Task statement:
A single figure is the whole answer: the number of lines in the entries that contain "projet".

[Dataset rows for apps and sites]
/---
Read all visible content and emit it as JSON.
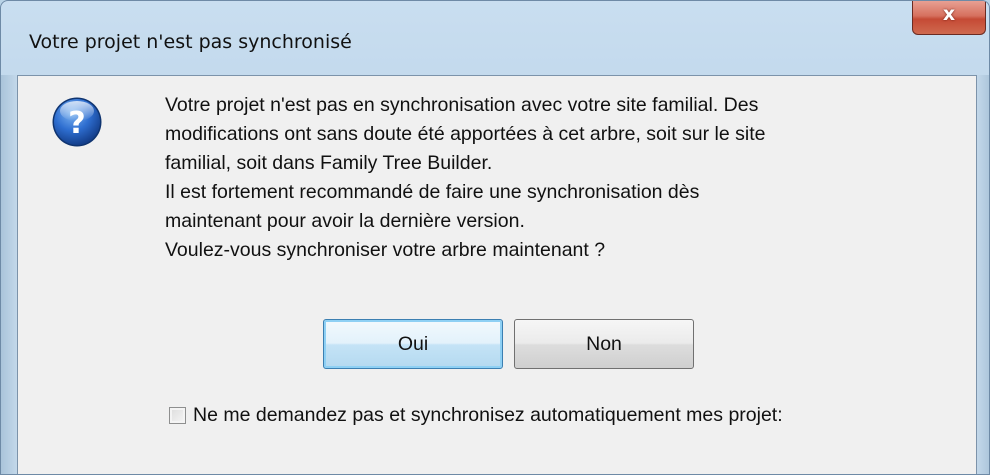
{
  "window": {
    "title": "Votre projet n'est pas synchronisé",
    "close_label": "x"
  },
  "dialog": {
    "icon": "question-icon",
    "message_lines": [
      "Votre projet n'est pas en synchronisation avec votre site familial. Des",
      "modifications ont sans doute été apportées à cet arbre, soit sur le site",
      "familial, soit dans Family Tree Builder.",
      "Il est fortement recommandé de faire une synchronisation dès",
      "maintenant pour avoir la dernière version.",
      "Voulez-vous synchroniser votre arbre maintenant ?"
    ],
    "buttons": {
      "yes_label": "Oui",
      "no_label": "Non"
    },
    "checkbox": {
      "checked": false,
      "label": "Ne me demandez pas et synchronisez automatiquement mes projet:"
    }
  },
  "colors": {
    "frame": "#b9d3e6",
    "client_bg": "#f0f0f0",
    "close_button": "#c54a35",
    "default_button_border": "#3c7fb1"
  }
}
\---
Task result:
3